*** Supplied records Section Begins ***
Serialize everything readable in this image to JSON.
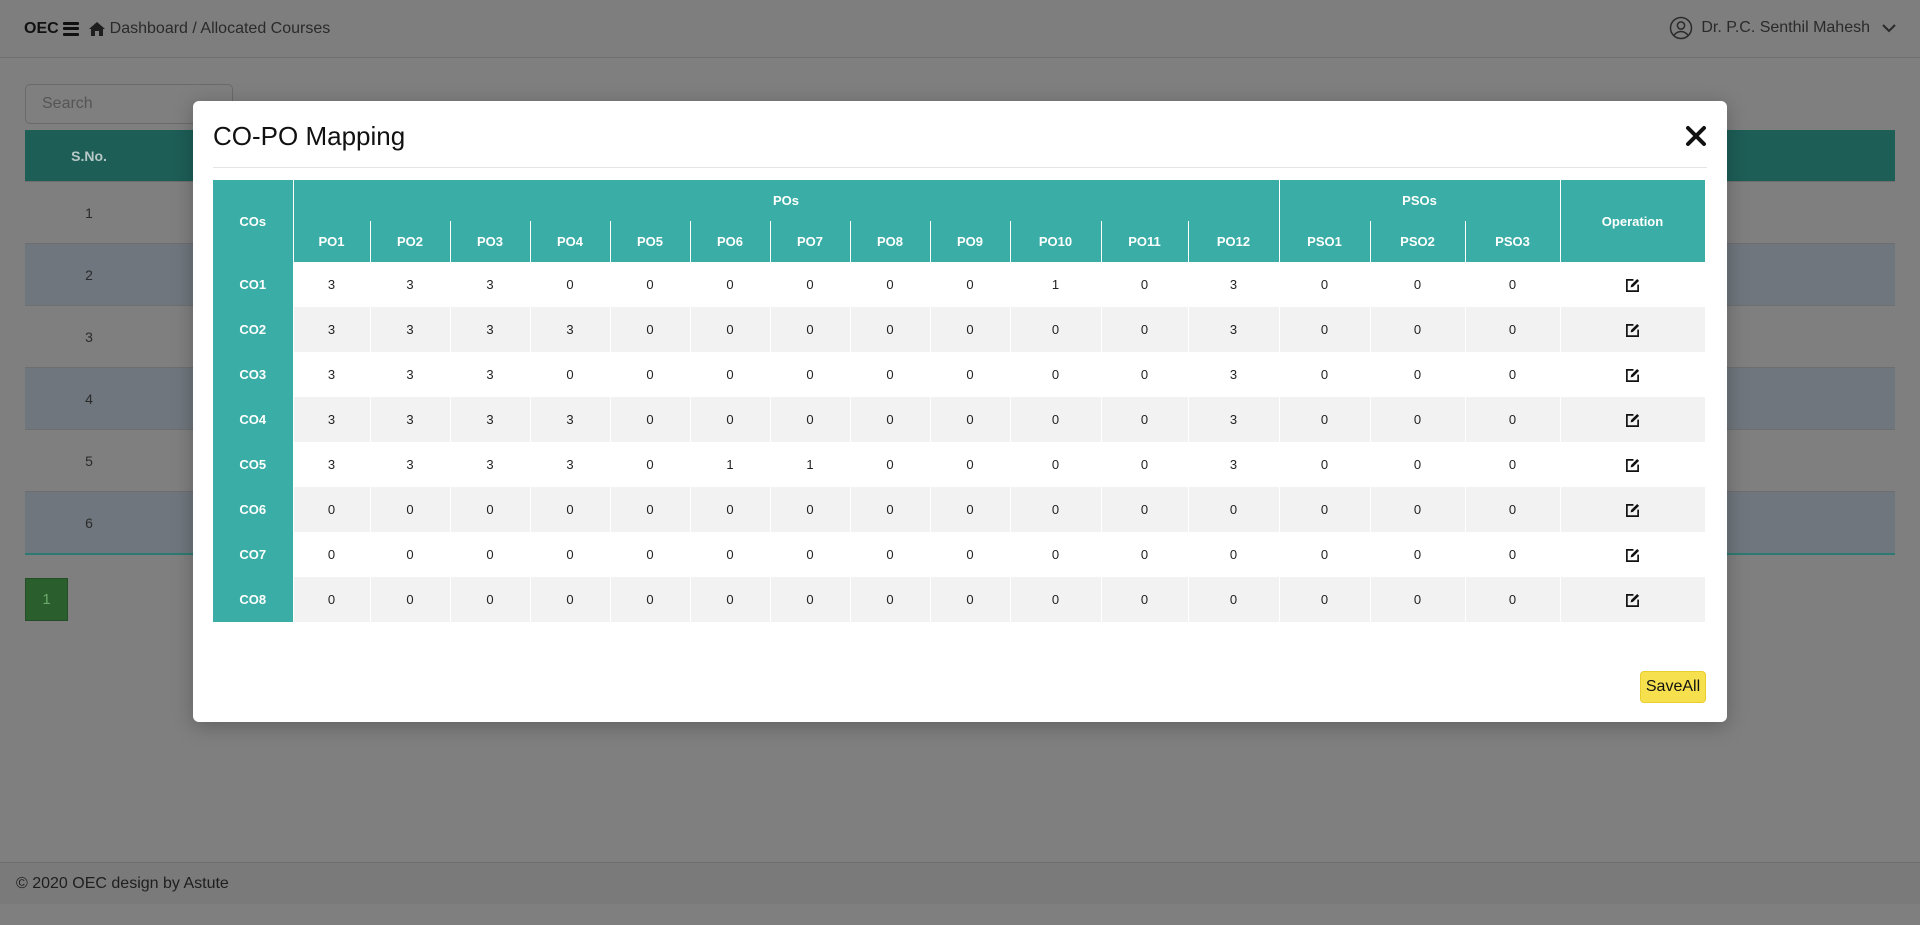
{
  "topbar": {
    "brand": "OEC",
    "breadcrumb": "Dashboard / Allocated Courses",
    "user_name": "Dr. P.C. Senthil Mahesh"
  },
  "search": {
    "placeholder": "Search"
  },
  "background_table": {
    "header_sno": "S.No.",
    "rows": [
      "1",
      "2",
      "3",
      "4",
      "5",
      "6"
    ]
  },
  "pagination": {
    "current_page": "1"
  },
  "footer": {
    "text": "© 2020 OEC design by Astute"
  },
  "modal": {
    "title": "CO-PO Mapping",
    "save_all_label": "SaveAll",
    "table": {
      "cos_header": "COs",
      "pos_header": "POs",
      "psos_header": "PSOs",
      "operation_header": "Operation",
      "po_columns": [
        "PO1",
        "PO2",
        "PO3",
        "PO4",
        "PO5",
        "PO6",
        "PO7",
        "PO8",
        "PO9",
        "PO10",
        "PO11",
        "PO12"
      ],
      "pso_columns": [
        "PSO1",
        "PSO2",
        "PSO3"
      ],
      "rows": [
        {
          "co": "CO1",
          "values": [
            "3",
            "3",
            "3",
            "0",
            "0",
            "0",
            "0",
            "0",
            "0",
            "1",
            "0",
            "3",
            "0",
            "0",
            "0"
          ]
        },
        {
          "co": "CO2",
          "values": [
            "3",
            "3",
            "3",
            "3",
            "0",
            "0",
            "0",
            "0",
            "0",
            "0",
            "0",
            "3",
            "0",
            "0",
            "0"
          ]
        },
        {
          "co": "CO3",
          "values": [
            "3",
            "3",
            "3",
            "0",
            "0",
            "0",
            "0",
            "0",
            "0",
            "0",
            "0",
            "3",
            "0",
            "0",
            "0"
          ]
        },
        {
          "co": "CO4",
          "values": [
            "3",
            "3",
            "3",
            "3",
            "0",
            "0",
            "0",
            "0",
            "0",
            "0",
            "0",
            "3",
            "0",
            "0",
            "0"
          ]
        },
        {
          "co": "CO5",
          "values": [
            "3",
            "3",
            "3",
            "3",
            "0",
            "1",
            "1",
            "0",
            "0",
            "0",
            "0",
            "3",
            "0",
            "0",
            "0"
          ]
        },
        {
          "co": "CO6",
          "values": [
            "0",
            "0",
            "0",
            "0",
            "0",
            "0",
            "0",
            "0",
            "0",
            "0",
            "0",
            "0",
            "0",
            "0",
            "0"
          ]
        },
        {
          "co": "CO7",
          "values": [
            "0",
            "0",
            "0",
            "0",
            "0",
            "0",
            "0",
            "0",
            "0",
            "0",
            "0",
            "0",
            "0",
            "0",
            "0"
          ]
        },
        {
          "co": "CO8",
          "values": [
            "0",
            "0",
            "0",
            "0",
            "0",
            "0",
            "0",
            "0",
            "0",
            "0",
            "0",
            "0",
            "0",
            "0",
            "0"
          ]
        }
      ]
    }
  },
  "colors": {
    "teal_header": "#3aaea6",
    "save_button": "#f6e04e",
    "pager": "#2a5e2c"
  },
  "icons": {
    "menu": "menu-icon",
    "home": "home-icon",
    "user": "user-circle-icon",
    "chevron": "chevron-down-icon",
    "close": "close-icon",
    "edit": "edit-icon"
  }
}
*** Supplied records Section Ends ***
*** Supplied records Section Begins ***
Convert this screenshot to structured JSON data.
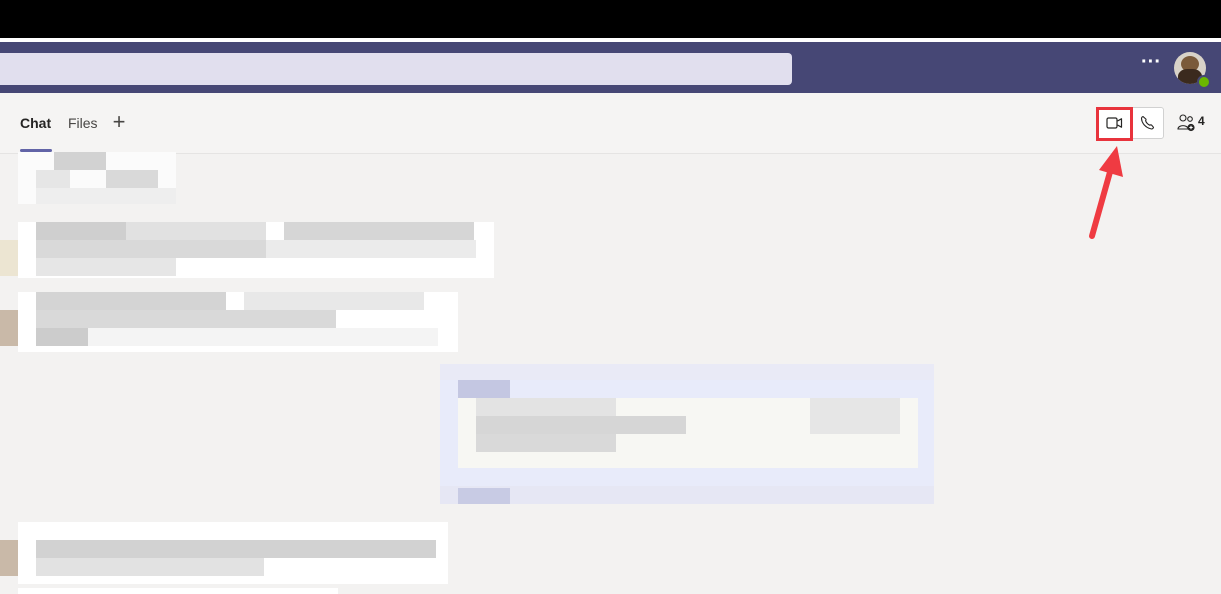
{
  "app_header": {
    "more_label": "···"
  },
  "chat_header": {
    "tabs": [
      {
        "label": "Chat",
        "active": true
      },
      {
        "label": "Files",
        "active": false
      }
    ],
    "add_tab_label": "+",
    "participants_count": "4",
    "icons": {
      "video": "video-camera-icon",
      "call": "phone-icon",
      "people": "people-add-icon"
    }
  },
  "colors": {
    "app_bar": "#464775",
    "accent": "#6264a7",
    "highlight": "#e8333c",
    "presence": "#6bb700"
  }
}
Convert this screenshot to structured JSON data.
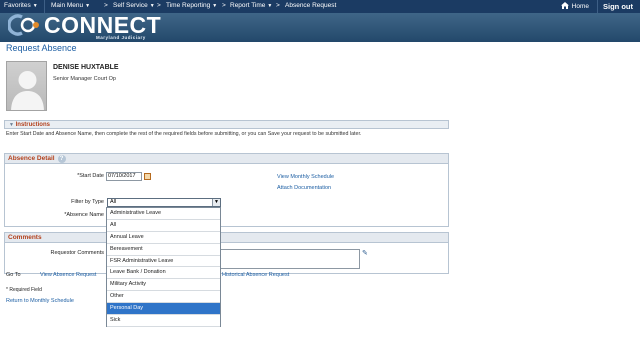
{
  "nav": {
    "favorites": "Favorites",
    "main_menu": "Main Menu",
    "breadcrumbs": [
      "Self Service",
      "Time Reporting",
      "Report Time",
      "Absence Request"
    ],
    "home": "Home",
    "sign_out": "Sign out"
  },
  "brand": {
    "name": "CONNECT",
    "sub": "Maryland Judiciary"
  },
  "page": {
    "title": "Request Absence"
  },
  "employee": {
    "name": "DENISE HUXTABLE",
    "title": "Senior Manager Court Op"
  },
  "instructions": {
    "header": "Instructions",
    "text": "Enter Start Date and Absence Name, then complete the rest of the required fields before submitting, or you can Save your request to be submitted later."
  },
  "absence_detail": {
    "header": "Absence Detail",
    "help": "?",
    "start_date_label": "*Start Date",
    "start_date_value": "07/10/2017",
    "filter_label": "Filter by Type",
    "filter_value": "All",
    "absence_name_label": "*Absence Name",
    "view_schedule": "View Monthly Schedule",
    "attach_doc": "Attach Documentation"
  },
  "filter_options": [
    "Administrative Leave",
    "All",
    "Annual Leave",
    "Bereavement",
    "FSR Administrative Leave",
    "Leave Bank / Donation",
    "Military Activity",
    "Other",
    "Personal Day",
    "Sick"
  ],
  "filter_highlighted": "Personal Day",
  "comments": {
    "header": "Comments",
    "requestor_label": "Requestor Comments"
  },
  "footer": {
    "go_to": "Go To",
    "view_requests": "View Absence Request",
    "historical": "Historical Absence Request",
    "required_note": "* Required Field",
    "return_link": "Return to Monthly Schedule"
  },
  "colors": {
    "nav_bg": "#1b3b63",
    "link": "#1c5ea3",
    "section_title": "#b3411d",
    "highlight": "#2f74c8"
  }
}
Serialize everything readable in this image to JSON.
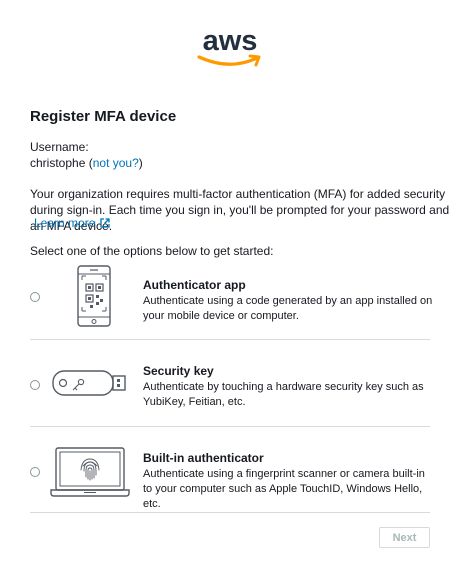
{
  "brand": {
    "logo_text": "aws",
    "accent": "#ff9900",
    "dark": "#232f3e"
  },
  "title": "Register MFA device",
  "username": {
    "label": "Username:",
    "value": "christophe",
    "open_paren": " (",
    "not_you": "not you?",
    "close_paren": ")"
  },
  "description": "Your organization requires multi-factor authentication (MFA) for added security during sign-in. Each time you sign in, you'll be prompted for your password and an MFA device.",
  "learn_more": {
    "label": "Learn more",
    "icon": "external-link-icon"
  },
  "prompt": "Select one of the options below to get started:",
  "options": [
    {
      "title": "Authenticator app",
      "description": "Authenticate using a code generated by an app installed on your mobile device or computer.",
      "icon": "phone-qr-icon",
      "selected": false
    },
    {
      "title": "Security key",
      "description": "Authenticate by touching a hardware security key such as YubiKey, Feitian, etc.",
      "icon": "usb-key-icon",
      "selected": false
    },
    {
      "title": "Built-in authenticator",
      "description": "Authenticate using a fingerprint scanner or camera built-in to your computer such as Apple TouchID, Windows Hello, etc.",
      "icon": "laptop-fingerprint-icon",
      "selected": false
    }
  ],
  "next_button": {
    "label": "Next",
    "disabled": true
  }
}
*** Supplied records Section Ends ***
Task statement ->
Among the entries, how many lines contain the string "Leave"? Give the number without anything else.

Written reply ->
4